'Critical risk to public safety': Latest overdose death count shows worst February on record for B.C.
VANCOUVER -- For the 11th month in a row, more than 100 people have died from an illicit drug overdose in B.C.
The province's coroner released the data Wednesday, revealing 155 people died in February from suspected drug toxicity. That averages to 5.5 lives lost each day and marks the second month in a row with an average number of daily deaths above five, the coroner says.
The latest figures also marked the most overdose deaths ever recorded in the month of February, and a 107 per cent increase over the same month last year.
"The number of deaths due to toxic illicit drugs in February highlights the ongoing critical risk to public health and safety from the illicit drug market," said Lisa Lapointe, B.C.'s chief coroner, in a news release.
"I extend my sincere sympathy to everyone who has lost a beloved family member or friend to substance use. The continued tragic and unprecedented rate of death in B.C. highlights the urgent need for a multi-faceted, evidence-based and accessible system of care for those experiencing problematic substance use."
The latest data also showed an age-based trend officials have noted in recent years. While fatal overdoses still tend to impact a younger population, 40 per cent of the deaths that happened in 2021 so far were people aged 50 and older. And 15 per cent of the total deaths were people aged 60 and older.
Most deaths are occurring in Vancouver, Surrey and Victoria, the coroner's report says.
Of the 155 deaths recorded in February, carfentanil, a more lethal analogue of fentanyl, was found in 18 of the cases. That surpassed January's figure of 14, which had broken a record last set in April 2019.
"This data emphasizes the alarming increase in the toxicity of the illicit drug supply throughout B.C.," Lapointe said.
"Across the province, the risk of serious harm or death is very real for anyone using a substance purchased from the illicit market. Decisive action is urgently needed to ensure an accessible, regulated safe supply and to provide people with the supervised consumption, treatment and recovery services they need."
Lapointe is not the only one calling for better access to a regulated safe supply of pharmaceutical narcotics.
Drug users and policy advocates are also saying expanding that program has the potential to very quickly reduce the number of deaths from toxic drugs.
"It doesn't matter if you use every day or you use once a year, it's still the same death. And we can't let this continue,” said advocate Karen Ward.
The province estimates there are about 77,000 people in B.C. who have been diagnosed with opioid use disorder, but only 3,329 have access to hydromorphone – a safer alternative to toxic street drugs.
Sheila Malcolmson, the minister of mental health and addictions, says the government has plans to dramatically increase that number but it will take time to train more medical professionals to provide appropriate prescriptions.

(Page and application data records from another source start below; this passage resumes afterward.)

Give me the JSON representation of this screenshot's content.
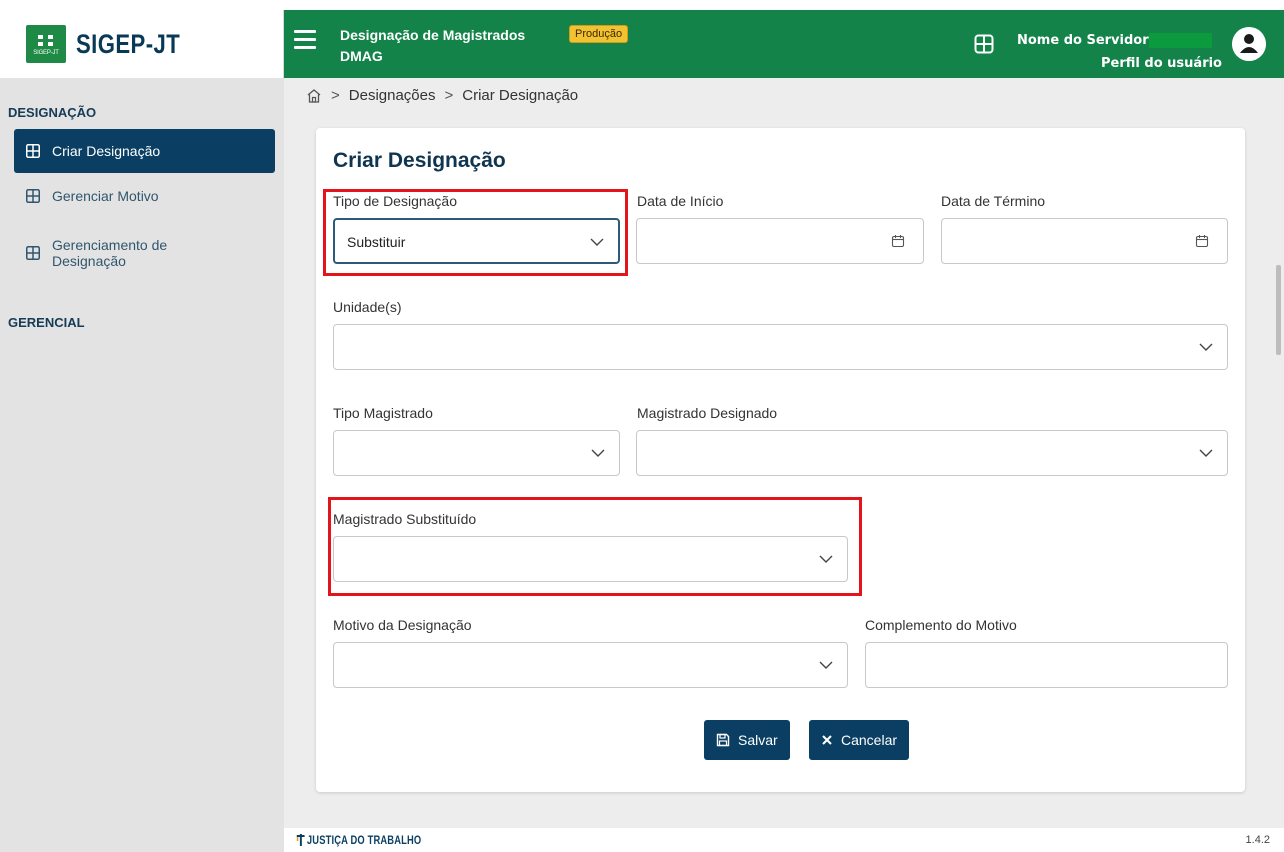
{
  "app": {
    "logo_text": "SIGEP-JT",
    "logo_mini": "SIGEP-JT",
    "title": "Designação de Magistrados",
    "subtitle": "DMAG",
    "env_badge": "Produção",
    "user_name": "Nome do Servidor",
    "user_role": "Perfil do usuário"
  },
  "sidebar": {
    "sections": [
      {
        "title": "DESIGNAÇÃO"
      },
      {
        "title": "GERENCIAL"
      }
    ],
    "items": [
      {
        "label": "Criar Designação",
        "active": true,
        "icon": "grid-icon"
      },
      {
        "label": "Gerenciar Motivo",
        "active": false,
        "icon": "grid-icon"
      },
      {
        "label_line1": "Gerenciamento de",
        "label_line2": "Designação",
        "active": false,
        "icon": "grid-icon"
      }
    ]
  },
  "breadcrumb": {
    "home_icon": "home-icon",
    "items": [
      "Designações",
      "Criar Designação"
    ]
  },
  "form": {
    "title": "Criar Designação",
    "tipo_designacao": {
      "label": "Tipo de Designação",
      "value": "Substituir"
    },
    "data_inicio": {
      "label": "Data de Início",
      "value": ""
    },
    "data_termino": {
      "label": "Data de Término",
      "value": ""
    },
    "unidades": {
      "label": "Unidade(s)",
      "value": ""
    },
    "tipo_magistrado": {
      "label": "Tipo Magistrado",
      "value": ""
    },
    "magistrado_designado": {
      "label": "Magistrado Designado",
      "value": ""
    },
    "magistrado_substituido": {
      "label": "Magistrado Substituído",
      "value": ""
    },
    "motivo": {
      "label": "Motivo da Designação",
      "value": ""
    },
    "complemento": {
      "label": "Complemento do Motivo",
      "value": ""
    },
    "save_label": "Salvar",
    "cancel_label": "Cancelar"
  },
  "footer": {
    "logo_text": "JUSTIÇA DO TRABALHO",
    "version": "1.4.2"
  },
  "colors": {
    "header_green": "#13834a",
    "primary_navy": "#0a3f63",
    "highlight_red": "#e3141b",
    "badge_yellow": "#f2c233"
  }
}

“British Columbians can be proud of how we’re pushing the boundaries and moving this work forward ahead of the rest of the country,” Malcolmson said. “And we’re determined to do this as quickly and safely as we can.”
So far this year, 329 people have died of illicit drug overdoses the most recent overdose data says.